→ **Your instructions**
When you reproduce the entries below, keep each one exact and drop any pictures.
BEGIN
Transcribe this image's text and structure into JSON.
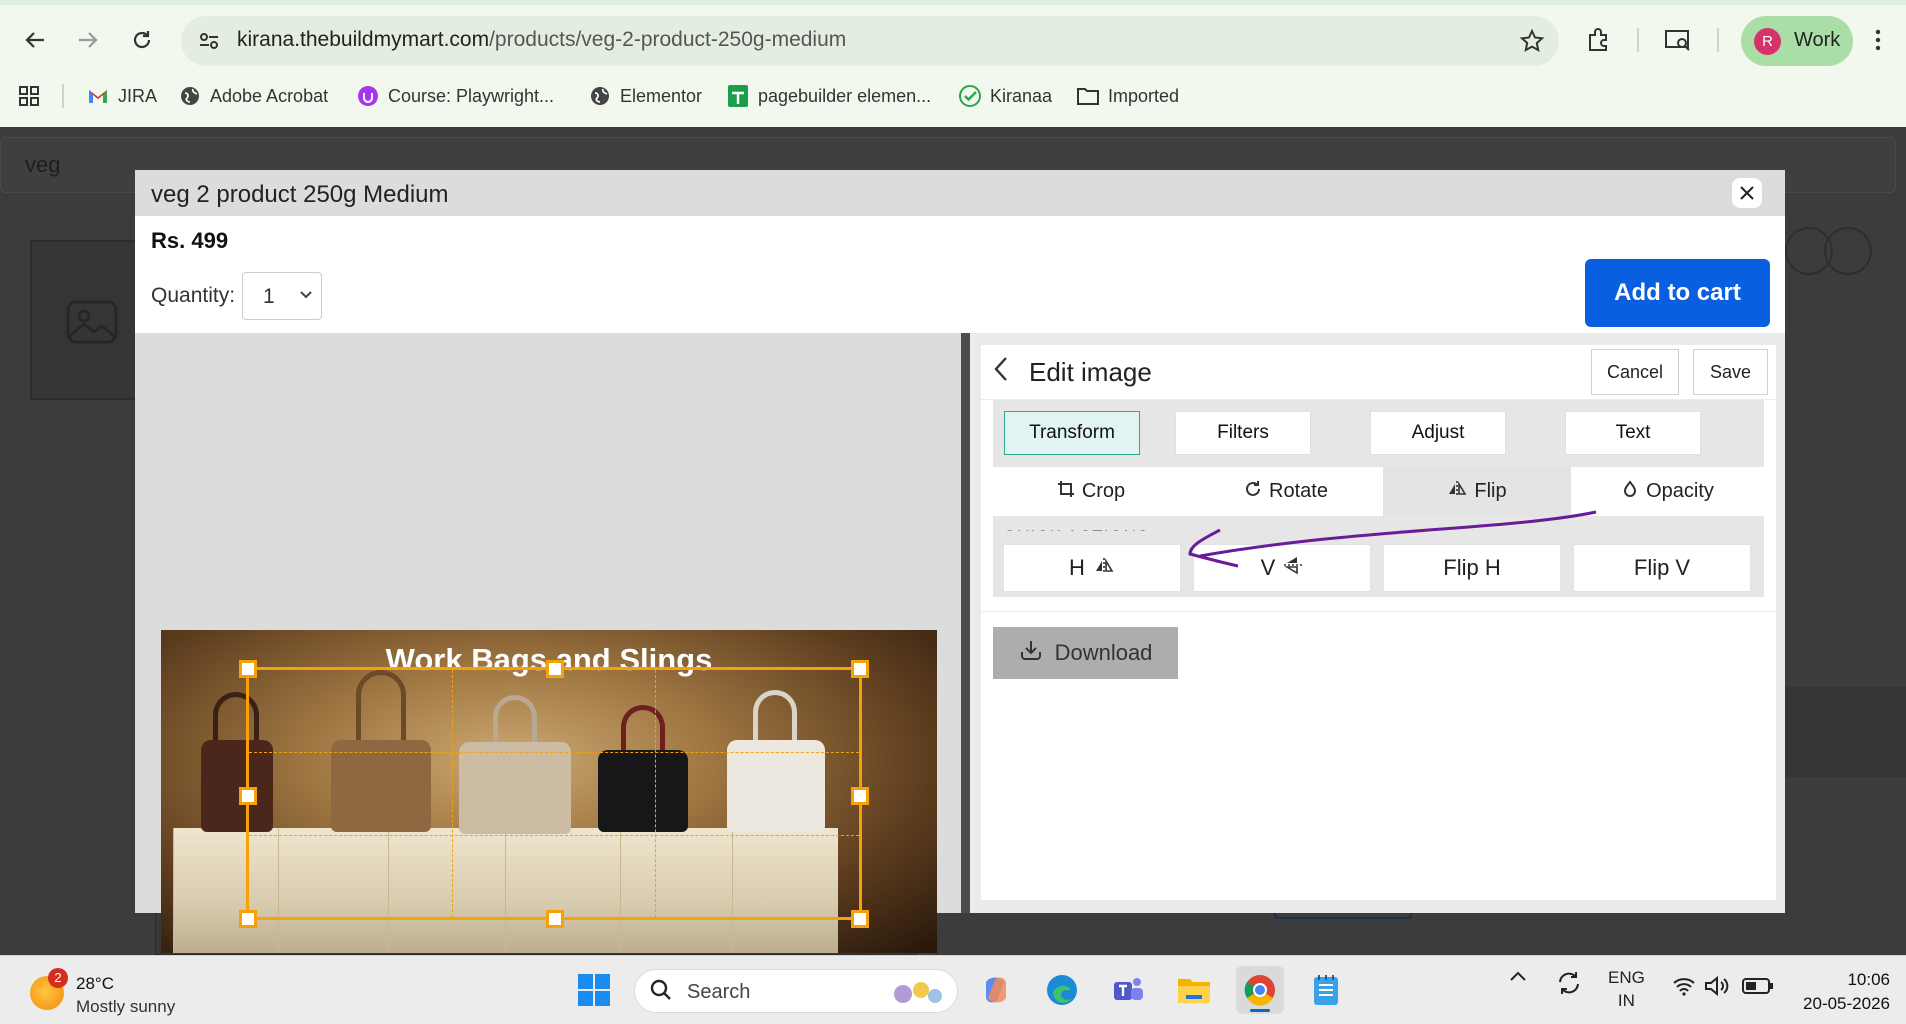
{
  "browser": {
    "url_host": "kirana.thebuildmymart.com",
    "url_path": "/products/veg-2-product-250g-medium",
    "profile_initial": "R",
    "profile_label": "Work",
    "bookmarks": [
      {
        "label": "JIRA",
        "icon": "gmail-icon"
      },
      {
        "label": "Adobe Acrobat",
        "icon": "globe-icon"
      },
      {
        "label": "Course: Playwright...",
        "icon": "udemy-icon"
      },
      {
        "label": "Elementor",
        "icon": "globe-icon"
      },
      {
        "label": "pagebuilder elemen...",
        "icon": "sheets-icon"
      },
      {
        "label": "Kiranaa",
        "icon": "check-icon"
      },
      {
        "label": "Imported",
        "icon": "folder-icon"
      }
    ]
  },
  "page": {
    "search_value": "veg"
  },
  "modal": {
    "title": "veg 2 product 250g Medium",
    "price": "Rs. 499",
    "quantity_label": "Quantity:",
    "quantity_value": "1",
    "add_to_cart": "Add to cart",
    "image_title": "Work Bags and Slings"
  },
  "editor": {
    "title": "Edit image",
    "cancel": "Cancel",
    "save": "Save",
    "tabs": [
      "Transform",
      "Filters",
      "Adjust",
      "Text"
    ],
    "active_tab": "Transform",
    "subtabs": [
      {
        "label": "Crop",
        "icon": "crop-icon"
      },
      {
        "label": "Rotate",
        "icon": "rotate-icon"
      },
      {
        "label": "Flip",
        "icon": "flip-icon"
      },
      {
        "label": "Opacity",
        "icon": "opacity-icon"
      }
    ],
    "active_subtab": "Flip",
    "quick_actions_label": "QUICK ACTIONS",
    "quick_actions": [
      "H",
      "V",
      "Flip H",
      "Flip V"
    ],
    "download": "Download"
  },
  "taskbar": {
    "weather_badge": "2",
    "temperature": "28°C",
    "weather": "Mostly sunny",
    "search_label": "Search",
    "lang_top": "ENG",
    "lang_bottom": "IN",
    "time": "10:06",
    "date": "20-05-2026"
  },
  "colors": {
    "accent_blue": "#0a5fe0",
    "crop_orange": "#f5a20a",
    "annotation_purple": "#6a1b9a",
    "tab_active_teal": "#2aa893"
  }
}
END
→ **Output for this task**
Transcribe this image's text and structure into JSON.
{
  "browser": {
    "url_host": "kirana.thebuildmymart.com",
    "url_path": "/products/veg-2-product-250g-medium",
    "profile_initial": "R",
    "profile_label": "Work",
    "bookmarks": [
      {
        "label": "JIRA",
        "icon": "gmail-icon"
      },
      {
        "label": "Adobe Acrobat",
        "icon": "globe-icon"
      },
      {
        "label": "Course: Playwright...",
        "icon": "udemy-icon"
      },
      {
        "label": "Elementor",
        "icon": "globe-icon"
      },
      {
        "label": "pagebuilder elemen...",
        "icon": "sheets-icon"
      },
      {
        "label": "Kiranaa",
        "icon": "check-icon"
      },
      {
        "label": "Imported",
        "icon": "folder-icon"
      }
    ]
  },
  "page": {
    "search_value": "veg"
  },
  "modal": {
    "title": "veg 2 product 250g Medium",
    "price": "Rs. 499",
    "quantity_label": "Quantity:",
    "quantity_value": "1",
    "add_to_cart": "Add to cart",
    "image_title": "Work Bags and Slings"
  },
  "editor": {
    "title": "Edit image",
    "cancel": "Cancel",
    "save": "Save",
    "tabs": [
      "Transform",
      "Filters",
      "Adjust",
      "Text"
    ],
    "active_tab": "Transform",
    "subtabs": [
      {
        "label": "Crop",
        "icon": "crop-icon"
      },
      {
        "label": "Rotate",
        "icon": "rotate-icon"
      },
      {
        "label": "Flip",
        "icon": "flip-icon"
      },
      {
        "label": "Opacity",
        "icon": "opacity-icon"
      }
    ],
    "active_subtab": "Flip",
    "quick_actions_label": "QUICK ACTIONS",
    "quick_actions": [
      "H",
      "V",
      "Flip H",
      "Flip V"
    ],
    "download": "Download"
  },
  "taskbar": {
    "weather_badge": "2",
    "temperature": "28°C",
    "weather": "Mostly sunny",
    "search_label": "Search",
    "lang_top": "ENG",
    "lang_bottom": "IN",
    "time": "10:06",
    "date": "20-05-2026"
  },
  "colors": {
    "accent_blue": "#0a5fe0",
    "crop_orange": "#f5a20a",
    "annotation_purple": "#6a1b9a",
    "tab_active_teal": "#2aa893"
  }
}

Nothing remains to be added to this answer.